**MATERIAL FOR THIS EXERCISE:**
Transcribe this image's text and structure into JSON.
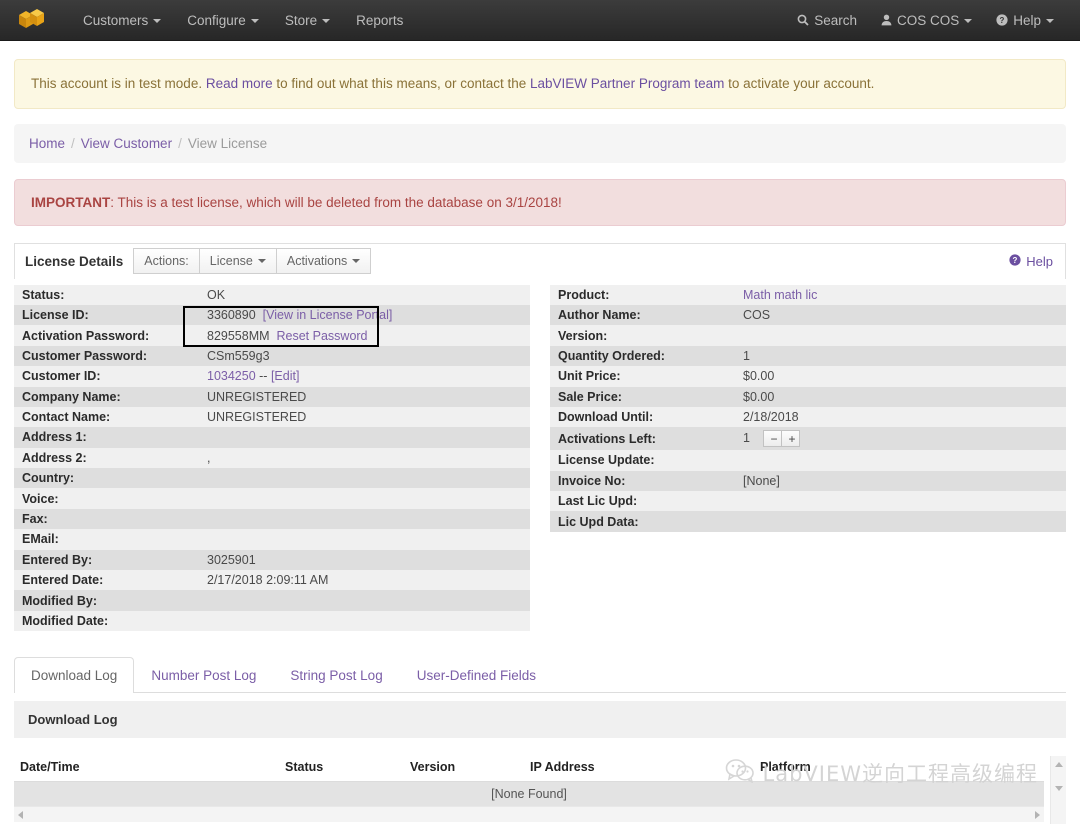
{
  "navbar": {
    "brand_icon": "cubes-logo-icon",
    "items": [
      {
        "label": "Customers",
        "caret": true
      },
      {
        "label": "Configure",
        "caret": true
      },
      {
        "label": "Store",
        "caret": true
      },
      {
        "label": "Reports",
        "caret": false
      }
    ],
    "right_items": [
      {
        "label": "Search",
        "icon": "search-icon",
        "caret": false
      },
      {
        "label": "COS COS",
        "icon": "user-icon",
        "caret": true
      },
      {
        "label": "Help",
        "icon": "question-circle-icon",
        "caret": true
      }
    ]
  },
  "test_mode_alert": {
    "text_1": "This account is in test mode. ",
    "link_1": "Read more",
    "text_2": " to find out what this means, or contact the ",
    "link_2": "LabVIEW Partner Program team",
    "text_3": " to activate your account."
  },
  "breadcrumb": {
    "items": [
      {
        "label": "Home",
        "link": true
      },
      {
        "label": "View Customer",
        "link": true
      },
      {
        "label": "View License",
        "link": false
      }
    ],
    "separator": "/"
  },
  "important_alert": {
    "prefix": "IMPORTANT",
    "text": ": This is a test license, which will be deleted from the database on 3/1/2018!"
  },
  "panel": {
    "title": "License Details",
    "actions_label": "Actions:",
    "buttons": [
      {
        "label": "License",
        "caret": true
      },
      {
        "label": "Activations",
        "caret": true
      }
    ],
    "help_label": "Help",
    "help_icon": "question-circle-icon"
  },
  "details_left": [
    {
      "label": "Status:",
      "value": "OK"
    },
    {
      "label": "License ID:",
      "value": "3360890",
      "link": "[View in License Portal]"
    },
    {
      "label": "Activation Password:",
      "value": "829558MM",
      "link": "Reset Password"
    },
    {
      "label": "Customer Password:",
      "value": "CSm559g3"
    },
    {
      "label": "Customer ID:",
      "value_link": "1034250",
      "value_mid": " -- ",
      "link": "[Edit]"
    },
    {
      "label": "Company Name:",
      "value": "UNREGISTERED"
    },
    {
      "label": "Contact Name:",
      "value": "UNREGISTERED"
    },
    {
      "label": "Address 1:",
      "value": ""
    },
    {
      "label": "Address 2:",
      "value": ","
    },
    {
      "label": "Country:",
      "value": ""
    },
    {
      "label": "Voice:",
      "value": ""
    },
    {
      "label": "Fax:",
      "value": ""
    },
    {
      "label": "EMail:",
      "value": ""
    },
    {
      "label": "Entered By:",
      "value": "3025901"
    },
    {
      "label": "Entered Date:",
      "value": "2/17/2018 2:09:11 AM"
    },
    {
      "label": "Modified By:",
      "value": ""
    },
    {
      "label": "Modified Date:",
      "value": ""
    }
  ],
  "details_right": [
    {
      "label": "Product:",
      "value_link": "Math math lic"
    },
    {
      "label": "Author Name:",
      "value": "COS"
    },
    {
      "label": "Version:",
      "value": ""
    },
    {
      "label": "Quantity Ordered:",
      "value": "1"
    },
    {
      "label": "Unit Price:",
      "value": "$0.00"
    },
    {
      "label": "Sale Price:",
      "value": "$0.00"
    },
    {
      "label": "Download Until:",
      "value": "2/18/2018"
    },
    {
      "label": "Activations Left:",
      "value": "1",
      "stepper": {
        "minus": "−",
        "plus": "+"
      }
    },
    {
      "label": "License Update:",
      "value": ""
    },
    {
      "label": "Invoice No:",
      "value": "[None]"
    },
    {
      "label": "Last Lic Upd:",
      "value": ""
    },
    {
      "label": "Lic Upd Data:",
      "value": ""
    }
  ],
  "tabs": [
    {
      "label": "Download Log",
      "active": true
    },
    {
      "label": "Number Post Log",
      "active": false
    },
    {
      "label": "String Post Log",
      "active": false
    },
    {
      "label": "User-Defined Fields",
      "active": false
    }
  ],
  "log_panel": {
    "heading": "Download Log",
    "columns": [
      "Date/Time",
      "Status",
      "Version",
      "IP Address",
      "Platform"
    ],
    "empty_message": "[None Found]"
  },
  "watermark": {
    "icon": "wechat-icon",
    "text": "LabVIEW逆向工程高级编程"
  },
  "colors": {
    "navbar_bg": "#333333",
    "link": "#7b5ea7",
    "warning_bg": "#fcf8e3",
    "danger_bg": "#f2dede",
    "danger_text": "#a94442",
    "brand_yellow": "#e8a317"
  }
}
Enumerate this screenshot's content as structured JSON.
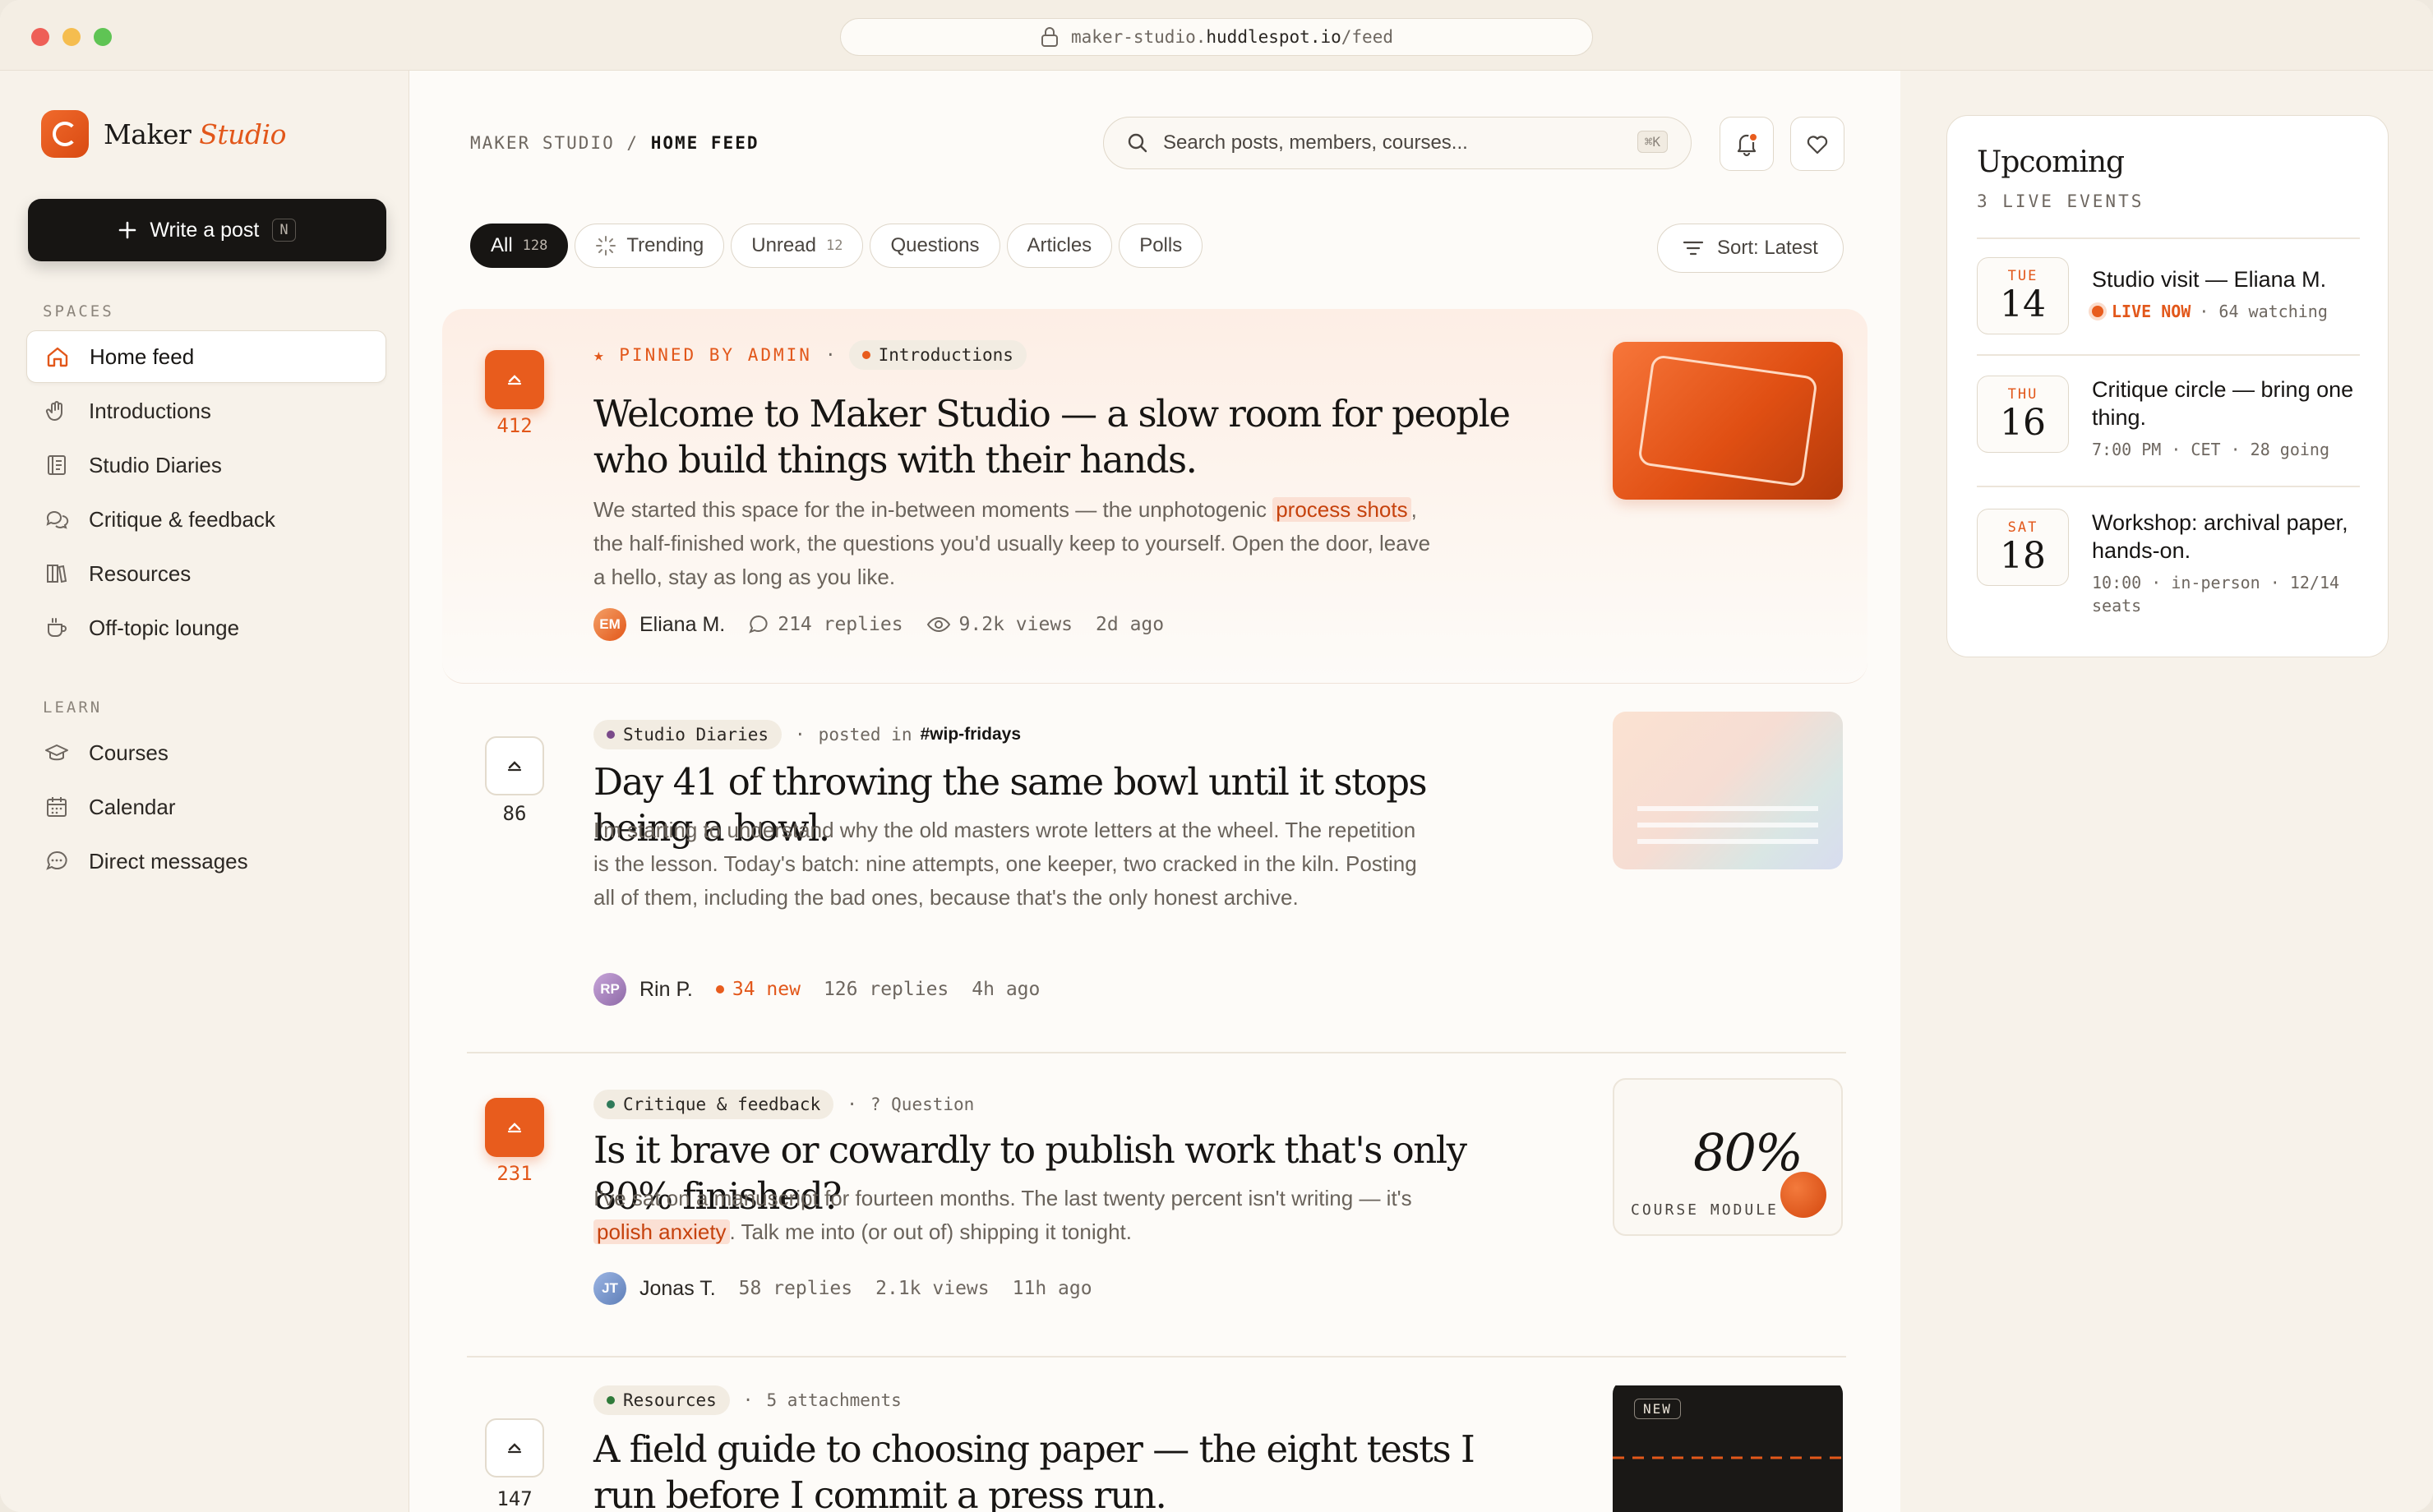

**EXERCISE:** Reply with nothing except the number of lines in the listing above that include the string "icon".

**SOLVED PROBLEM:** 6